This led to some serious soul-searching, He explored philosophy and psychology which included psychiatric counseling. His counselor was a Christian, and that intrigued him. Previous to this crisis, Rossiter would have dismissed or even attacked the therapist’s beliefs. Under these circumstances, however, it intrigued him that a professional and a person he could respect could hold to such beliefs. So he read some intellectuals who found belief in God to be both rational and compelling. This caused him to doubt his atheistic view of science, and eventually, he became a Christian. The university at which he now teaches is a Christian university in Pennsylvania.
In response to this, Rossiter wrote his book Shadow of Oz: Theistic Evolution and the Absent God. This book tells some of his personal story, but also attempts to address some of what he sees as increasingly bad science in the Christian camp.
Read few of Wayne Rossiter’s story below as written in his book Shadow of Oz

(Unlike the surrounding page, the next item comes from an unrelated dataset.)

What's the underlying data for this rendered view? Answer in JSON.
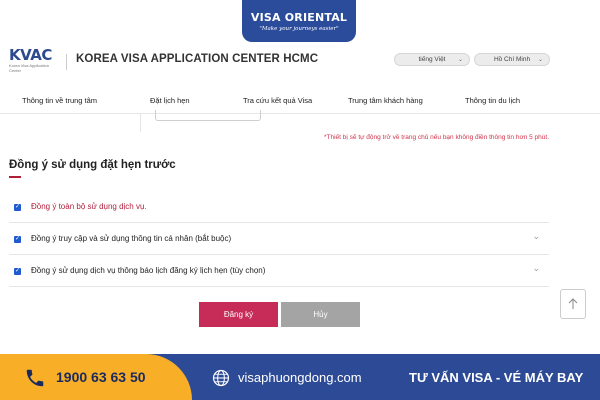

I have always loved nature. As a boy, I was never much for cars, trucks or guns. Instead, I was obsessed with learning about dinosuars, wading in streams, and turning my parents’ garage into a veterinary clinic. I wasn’t just intellectually drawn to the workings of the natural world, but was emotionally in awe, reverance and appreciation of nature. I entered college as a luke-warm Christian. It took less than a year of college biology courses to disabuse me of those convictions, and by the spring of my freshman year, I announced to my mother that I no longer believed in God.
I hardened as an atheist for nearly a decade, accumulating an M.S. in zoology at Ohio State University (where I studied the evolution of rattlesnake venoms) and a PhD in ecology and evolution from Rutgers University (where I studied disease transmission in wildlife). During that time (and continuing today), I also was subcontracted as an environmental consultant on numerous freshwater mussel projects, and I’ve had the privilege of working with several federal endanged species.
However, in the winter of 2008–midway through my PhD–I was converted to Christianity in a Saul-to-Paul-like event. And, like Saul, I had the folly of my ways revealed in an instant, but had to wait to receive the gospel. I languished in the emptiness and hopelessness of atheism, desparate for a remedy. That remedy was delivered to me in two ways. First, I sought the help of a psychiatrist who happened to be a deeply and devoutly Christian man. He offered guidance, advice, and emotional healing through Christ. At the same time, the first name I happened upon (in a completely serendipitous way) was Greg Koukl, and his ministry, Stand to Reason. It was there that I discovered intellectually superior arguments in favor of Christian theism, and was introduced to nearly all of the major players in the world of Christian apologetics. From this foundation, I began to put Humpty Dumpty back together.
My conversion to Christianity didn’t drive me away from science, or from intellectual or academic pursuits. I continued on, finishing my PhD, and continue to do research, publish scientific papers, speak at conferences and work in the area of species conservation. However, I felt that, given my background and personal experiences, I might have something to offer other Christians. That drove me to become more well-versed in the details of various topics related to science and Christianity, and in apologetics more broadly. Those efforts continue, and I remain a re-made work in progress. Because of my desire to live a more active and overtly Christian life, I turned down a post-doc opportunity at a prestigious west coast school, and accepted a job as assistant professor of biology at Waynesburg University (a Christian university), where I remain at this time.